EXERCISE OBJECTIVE:
When the string "content" is part of a line below, that line should be copied.

Interface dataset entries:
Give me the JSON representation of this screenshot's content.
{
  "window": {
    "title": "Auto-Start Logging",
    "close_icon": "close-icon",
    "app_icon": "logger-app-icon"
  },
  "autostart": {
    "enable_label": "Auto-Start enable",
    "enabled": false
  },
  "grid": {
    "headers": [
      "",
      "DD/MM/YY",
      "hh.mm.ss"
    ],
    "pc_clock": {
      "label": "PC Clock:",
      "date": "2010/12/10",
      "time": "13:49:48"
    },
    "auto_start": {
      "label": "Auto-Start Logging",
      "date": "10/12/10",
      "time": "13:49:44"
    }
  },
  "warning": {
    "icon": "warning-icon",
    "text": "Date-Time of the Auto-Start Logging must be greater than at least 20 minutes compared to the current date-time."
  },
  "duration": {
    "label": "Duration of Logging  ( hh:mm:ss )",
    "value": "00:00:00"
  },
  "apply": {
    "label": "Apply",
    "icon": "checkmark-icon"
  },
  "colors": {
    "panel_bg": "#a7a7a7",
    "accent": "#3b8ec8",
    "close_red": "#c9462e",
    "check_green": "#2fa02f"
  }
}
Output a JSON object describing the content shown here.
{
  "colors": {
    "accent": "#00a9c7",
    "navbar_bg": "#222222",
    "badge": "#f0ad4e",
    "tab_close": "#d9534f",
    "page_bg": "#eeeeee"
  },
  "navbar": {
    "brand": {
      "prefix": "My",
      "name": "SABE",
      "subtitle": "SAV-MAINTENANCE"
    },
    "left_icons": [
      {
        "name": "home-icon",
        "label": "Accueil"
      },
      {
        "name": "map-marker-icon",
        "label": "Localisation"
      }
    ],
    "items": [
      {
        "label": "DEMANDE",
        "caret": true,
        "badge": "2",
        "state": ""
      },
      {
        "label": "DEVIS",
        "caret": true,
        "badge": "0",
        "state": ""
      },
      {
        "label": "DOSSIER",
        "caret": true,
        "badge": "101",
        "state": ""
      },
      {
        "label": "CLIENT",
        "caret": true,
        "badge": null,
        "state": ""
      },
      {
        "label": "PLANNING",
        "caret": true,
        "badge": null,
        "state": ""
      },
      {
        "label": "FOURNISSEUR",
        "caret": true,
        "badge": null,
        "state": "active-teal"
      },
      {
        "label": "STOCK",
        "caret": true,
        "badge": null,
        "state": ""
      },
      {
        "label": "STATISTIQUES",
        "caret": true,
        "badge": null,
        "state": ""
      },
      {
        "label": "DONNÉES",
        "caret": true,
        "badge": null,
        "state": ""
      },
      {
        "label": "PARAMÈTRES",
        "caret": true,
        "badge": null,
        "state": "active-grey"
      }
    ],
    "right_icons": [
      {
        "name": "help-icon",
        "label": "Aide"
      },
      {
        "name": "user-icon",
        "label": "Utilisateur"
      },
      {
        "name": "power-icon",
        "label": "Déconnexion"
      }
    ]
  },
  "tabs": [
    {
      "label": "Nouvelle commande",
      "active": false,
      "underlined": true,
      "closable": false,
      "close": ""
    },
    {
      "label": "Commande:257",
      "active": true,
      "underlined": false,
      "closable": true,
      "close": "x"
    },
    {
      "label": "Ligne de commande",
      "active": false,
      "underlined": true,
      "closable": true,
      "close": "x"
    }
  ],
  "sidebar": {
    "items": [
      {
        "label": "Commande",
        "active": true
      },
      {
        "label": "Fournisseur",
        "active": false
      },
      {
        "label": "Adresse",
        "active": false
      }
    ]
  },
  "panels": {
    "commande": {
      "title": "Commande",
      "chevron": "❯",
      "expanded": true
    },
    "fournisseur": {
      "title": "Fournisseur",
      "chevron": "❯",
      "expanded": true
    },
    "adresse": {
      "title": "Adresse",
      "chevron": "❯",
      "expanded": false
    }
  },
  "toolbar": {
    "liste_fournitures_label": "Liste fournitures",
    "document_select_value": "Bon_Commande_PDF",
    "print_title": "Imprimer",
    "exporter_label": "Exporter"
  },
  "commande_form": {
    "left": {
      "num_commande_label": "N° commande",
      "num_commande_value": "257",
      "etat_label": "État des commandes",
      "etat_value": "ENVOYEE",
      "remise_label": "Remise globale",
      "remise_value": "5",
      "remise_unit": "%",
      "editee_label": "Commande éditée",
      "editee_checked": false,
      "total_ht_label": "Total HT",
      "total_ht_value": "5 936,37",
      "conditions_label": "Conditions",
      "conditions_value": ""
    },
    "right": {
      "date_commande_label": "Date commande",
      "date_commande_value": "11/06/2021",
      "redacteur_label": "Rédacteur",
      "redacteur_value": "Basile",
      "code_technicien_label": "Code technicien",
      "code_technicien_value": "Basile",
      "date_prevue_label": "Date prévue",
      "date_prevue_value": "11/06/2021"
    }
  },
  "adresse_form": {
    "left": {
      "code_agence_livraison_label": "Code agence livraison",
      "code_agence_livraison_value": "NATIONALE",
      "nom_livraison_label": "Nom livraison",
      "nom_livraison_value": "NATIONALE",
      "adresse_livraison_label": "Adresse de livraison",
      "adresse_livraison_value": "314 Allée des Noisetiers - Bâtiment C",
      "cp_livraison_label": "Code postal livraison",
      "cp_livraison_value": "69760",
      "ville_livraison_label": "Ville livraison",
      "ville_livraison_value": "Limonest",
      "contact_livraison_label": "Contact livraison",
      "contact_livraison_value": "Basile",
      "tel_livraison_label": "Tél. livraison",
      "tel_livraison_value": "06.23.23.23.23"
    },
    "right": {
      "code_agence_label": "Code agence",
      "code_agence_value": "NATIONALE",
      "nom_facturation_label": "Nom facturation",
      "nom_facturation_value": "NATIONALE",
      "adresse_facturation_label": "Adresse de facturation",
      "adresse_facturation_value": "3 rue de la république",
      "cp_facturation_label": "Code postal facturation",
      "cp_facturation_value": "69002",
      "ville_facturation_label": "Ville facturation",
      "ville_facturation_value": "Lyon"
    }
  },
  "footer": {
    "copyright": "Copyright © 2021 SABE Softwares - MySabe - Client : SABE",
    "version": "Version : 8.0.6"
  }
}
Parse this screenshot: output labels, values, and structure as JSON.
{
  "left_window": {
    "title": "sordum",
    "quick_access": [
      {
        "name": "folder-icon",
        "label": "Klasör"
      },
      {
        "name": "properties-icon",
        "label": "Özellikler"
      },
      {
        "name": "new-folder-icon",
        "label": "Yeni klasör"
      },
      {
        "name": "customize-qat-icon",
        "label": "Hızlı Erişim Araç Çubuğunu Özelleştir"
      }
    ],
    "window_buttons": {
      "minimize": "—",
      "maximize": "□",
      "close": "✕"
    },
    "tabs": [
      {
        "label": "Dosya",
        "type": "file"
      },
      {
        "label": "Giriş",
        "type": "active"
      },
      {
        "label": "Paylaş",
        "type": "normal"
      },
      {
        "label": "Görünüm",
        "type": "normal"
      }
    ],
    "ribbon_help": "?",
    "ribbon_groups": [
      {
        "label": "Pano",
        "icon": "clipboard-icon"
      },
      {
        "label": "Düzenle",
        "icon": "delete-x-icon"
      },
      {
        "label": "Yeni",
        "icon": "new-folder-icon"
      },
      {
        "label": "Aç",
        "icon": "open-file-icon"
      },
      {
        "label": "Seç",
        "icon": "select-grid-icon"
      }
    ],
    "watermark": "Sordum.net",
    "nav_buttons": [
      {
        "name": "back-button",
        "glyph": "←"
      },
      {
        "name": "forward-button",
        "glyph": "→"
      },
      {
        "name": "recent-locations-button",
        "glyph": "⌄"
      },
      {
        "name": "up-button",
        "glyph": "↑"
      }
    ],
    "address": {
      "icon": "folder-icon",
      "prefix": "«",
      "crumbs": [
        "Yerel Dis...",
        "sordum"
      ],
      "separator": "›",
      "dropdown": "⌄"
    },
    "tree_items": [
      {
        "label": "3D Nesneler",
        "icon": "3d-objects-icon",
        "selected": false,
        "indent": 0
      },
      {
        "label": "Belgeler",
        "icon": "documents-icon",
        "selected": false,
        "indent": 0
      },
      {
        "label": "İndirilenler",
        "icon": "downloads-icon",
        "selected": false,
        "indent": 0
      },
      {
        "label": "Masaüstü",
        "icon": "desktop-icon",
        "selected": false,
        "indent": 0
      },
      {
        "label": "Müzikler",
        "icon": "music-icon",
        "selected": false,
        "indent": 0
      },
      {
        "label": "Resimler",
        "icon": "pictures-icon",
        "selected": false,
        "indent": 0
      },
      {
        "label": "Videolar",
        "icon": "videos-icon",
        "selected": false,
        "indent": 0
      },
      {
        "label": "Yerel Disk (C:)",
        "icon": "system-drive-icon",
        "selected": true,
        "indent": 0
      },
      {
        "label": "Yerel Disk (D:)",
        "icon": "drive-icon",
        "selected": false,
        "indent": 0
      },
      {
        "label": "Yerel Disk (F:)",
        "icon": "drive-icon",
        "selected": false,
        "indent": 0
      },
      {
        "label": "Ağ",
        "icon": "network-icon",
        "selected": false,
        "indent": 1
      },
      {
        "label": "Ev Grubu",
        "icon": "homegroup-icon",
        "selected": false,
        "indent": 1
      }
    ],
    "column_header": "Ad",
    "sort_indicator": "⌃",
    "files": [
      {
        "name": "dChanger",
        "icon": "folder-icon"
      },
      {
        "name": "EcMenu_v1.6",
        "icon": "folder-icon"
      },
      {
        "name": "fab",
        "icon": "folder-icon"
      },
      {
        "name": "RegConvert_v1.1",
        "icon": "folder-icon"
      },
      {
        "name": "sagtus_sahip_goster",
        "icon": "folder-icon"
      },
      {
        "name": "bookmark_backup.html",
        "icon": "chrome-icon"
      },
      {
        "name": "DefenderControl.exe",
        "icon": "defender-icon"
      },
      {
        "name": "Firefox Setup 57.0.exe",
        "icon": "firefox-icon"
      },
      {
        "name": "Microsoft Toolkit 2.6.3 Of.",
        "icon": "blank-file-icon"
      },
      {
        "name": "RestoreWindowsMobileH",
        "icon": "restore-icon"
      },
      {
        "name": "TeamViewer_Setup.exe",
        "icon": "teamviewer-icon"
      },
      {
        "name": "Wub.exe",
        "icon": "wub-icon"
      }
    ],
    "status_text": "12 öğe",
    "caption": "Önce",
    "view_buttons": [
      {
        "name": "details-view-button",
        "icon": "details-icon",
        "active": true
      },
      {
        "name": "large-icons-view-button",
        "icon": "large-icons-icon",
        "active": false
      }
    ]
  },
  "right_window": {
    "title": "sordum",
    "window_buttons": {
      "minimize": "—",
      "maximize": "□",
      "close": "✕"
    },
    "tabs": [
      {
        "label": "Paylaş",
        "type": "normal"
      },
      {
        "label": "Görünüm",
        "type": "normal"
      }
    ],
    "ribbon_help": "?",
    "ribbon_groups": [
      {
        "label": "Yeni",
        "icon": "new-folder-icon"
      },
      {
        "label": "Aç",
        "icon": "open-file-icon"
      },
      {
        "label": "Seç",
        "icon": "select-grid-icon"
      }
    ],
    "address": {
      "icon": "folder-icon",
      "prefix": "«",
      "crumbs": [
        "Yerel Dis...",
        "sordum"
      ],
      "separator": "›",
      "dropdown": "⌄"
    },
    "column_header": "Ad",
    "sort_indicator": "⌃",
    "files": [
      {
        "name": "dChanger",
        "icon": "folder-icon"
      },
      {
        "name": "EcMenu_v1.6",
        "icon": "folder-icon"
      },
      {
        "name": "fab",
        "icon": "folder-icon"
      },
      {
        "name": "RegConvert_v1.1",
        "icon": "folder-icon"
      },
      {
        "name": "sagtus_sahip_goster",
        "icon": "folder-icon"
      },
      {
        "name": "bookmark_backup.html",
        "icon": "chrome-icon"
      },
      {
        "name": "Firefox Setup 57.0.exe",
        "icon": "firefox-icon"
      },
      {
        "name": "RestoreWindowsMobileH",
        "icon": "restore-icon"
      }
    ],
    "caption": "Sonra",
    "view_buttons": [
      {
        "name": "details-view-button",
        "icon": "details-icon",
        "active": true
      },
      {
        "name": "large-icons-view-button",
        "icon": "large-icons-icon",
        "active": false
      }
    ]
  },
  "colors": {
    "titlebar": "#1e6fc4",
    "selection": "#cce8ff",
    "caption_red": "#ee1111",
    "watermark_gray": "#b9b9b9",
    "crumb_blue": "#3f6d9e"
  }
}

EXPECTED ANSWER:
Give me the JSON representation of this screenshot's content.
Output a JSON object describing the content shown here.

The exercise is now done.